Supply Chain & Risk Management

It’s vital to take a proactive approach and have a top-down understanding of all software components that live in a software ecosystem. With that in mind, SBOMs are quickly becoming a standard for software supply chain risk management. With the expansion of sophisticated attacks, it’s more important than ever to take a systematic approach when it comes to the security of your organization.

The ecosystem is growing with tools that help you verify, scan and monitor all your components and manifest files.

If you have an open-source product to sell to enterprises or the public sector, you will need to anticipate compliance and build an SBOM into your product. Especially if you are targeting entities in heavily regulated industries. Taking this into consideration, that’s what we did at BoxyHQ for each of our four products with guides that will help you navigate these decisions (Enterprise Single Sign On, Directory Sync, Audit Logs, and Data Privacy Vault). We chose to build Cosign right into our tool - but many more are available. Here is a curated list of SBOM-related tools.

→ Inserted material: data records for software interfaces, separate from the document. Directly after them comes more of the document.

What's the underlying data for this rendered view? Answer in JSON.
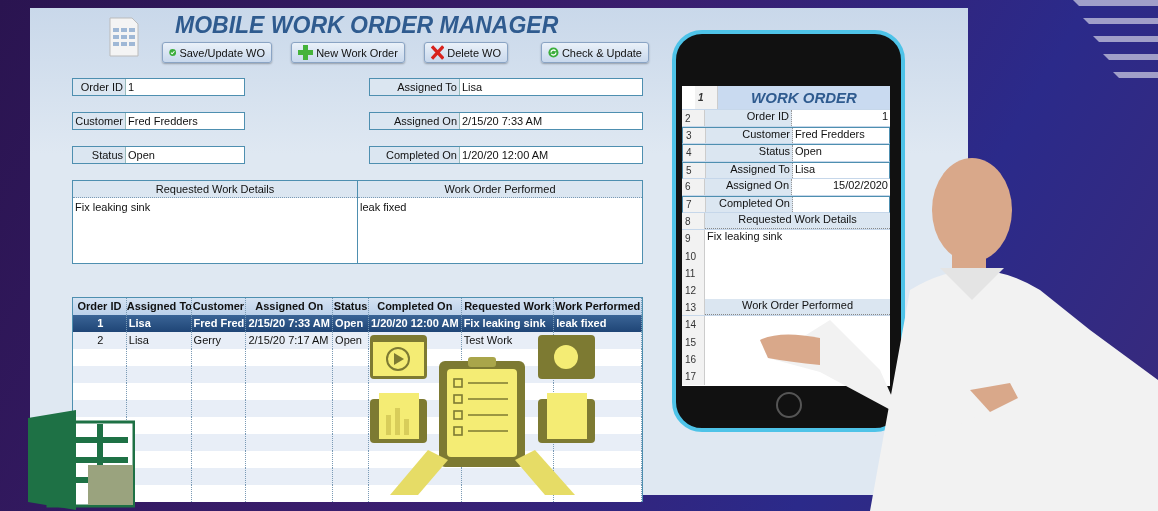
{
  "header": {
    "title": "MOBILE WORK ORDER MANAGER"
  },
  "buttons": [
    {
      "label": "Save/Update WO",
      "kind": "save"
    },
    {
      "label": "New Work Order",
      "kind": "new"
    },
    {
      "label": "Delete WO",
      "kind": "delete"
    },
    {
      "label": "Check & Update",
      "kind": "refresh"
    }
  ],
  "left_fields": [
    {
      "label": "Order ID",
      "value": "1"
    },
    {
      "label": "Customer",
      "value": "Fred Fredders"
    },
    {
      "label": "Status",
      "value": "Open"
    }
  ],
  "right_fields": [
    {
      "label": "Assigned To",
      "value": "Lisa"
    },
    {
      "label": "Assigned On",
      "value": "2/15/20 7:33 AM"
    },
    {
      "label": "Completed On",
      "value": "1/20/20 12:00 AM"
    }
  ],
  "details": [
    {
      "heading": "Requested Work Details",
      "text": "Fix leaking sink"
    },
    {
      "heading": "Work Order Performed",
      "text": "leak fixed"
    }
  ],
  "table": {
    "columns": [
      "Order ID",
      "Assigned To",
      "Customer",
      "Assigned On",
      "Status",
      "Completed On",
      "Requested Work",
      "Work Performed"
    ],
    "rows": [
      {
        "selected": true,
        "cells": [
          "1",
          "Lisa",
          "Fred Fred",
          "2/15/20 7:33 AM",
          "Open",
          "1/20/20 12:00 AM",
          "Fix leaking sink",
          "leak fixed"
        ]
      },
      {
        "selected": false,
        "cells": [
          "2",
          "Lisa",
          "Gerry",
          "2/15/20 7:17 AM",
          "Open",
          "",
          "Test Work",
          ""
        ]
      }
    ]
  },
  "phone": {
    "rows": [
      {
        "number": "1",
        "kind": "title",
        "text": "WORK ORDER"
      },
      {
        "number": "2",
        "kind": "number-field",
        "label": "Order ID",
        "value": "1"
      },
      {
        "number": "3",
        "kind": "field",
        "label": "Customer",
        "value": "Fred Fredders"
      },
      {
        "number": "4",
        "kind": "field",
        "label": "Status",
        "value": "Open"
      },
      {
        "number": "5",
        "kind": "field",
        "label": "Assigned To",
        "value": "Lisa"
      },
      {
        "number": "6",
        "kind": "number-field",
        "label": "Assigned On",
        "value": "15/02/2020"
      },
      {
        "number": "7",
        "kind": "field",
        "label": "Completed On"
      },
      {
        "number": "8",
        "kind": "heading",
        "text": "Requested Work Details"
      },
      {
        "number": "9",
        "kind": "text",
        "text": "Fix leaking sink"
      },
      {
        "number": "10",
        "kind": "text"
      },
      {
        "number": "11",
        "kind": "text"
      },
      {
        "number": "12",
        "kind": "text"
      },
      {
        "number": "13",
        "kind": "heading",
        "text": "Work Order Performed"
      },
      {
        "number": "14",
        "kind": "text"
      },
      {
        "number": "15",
        "kind": "text"
      },
      {
        "number": "16",
        "kind": "text"
      },
      {
        "number": "17",
        "kind": "text"
      }
    ]
  }
}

Please visit BoxyHQ’s website to learn more about producing an SBOM for your products. E.g. SBOM for our enterprise SSO: BoxyHQ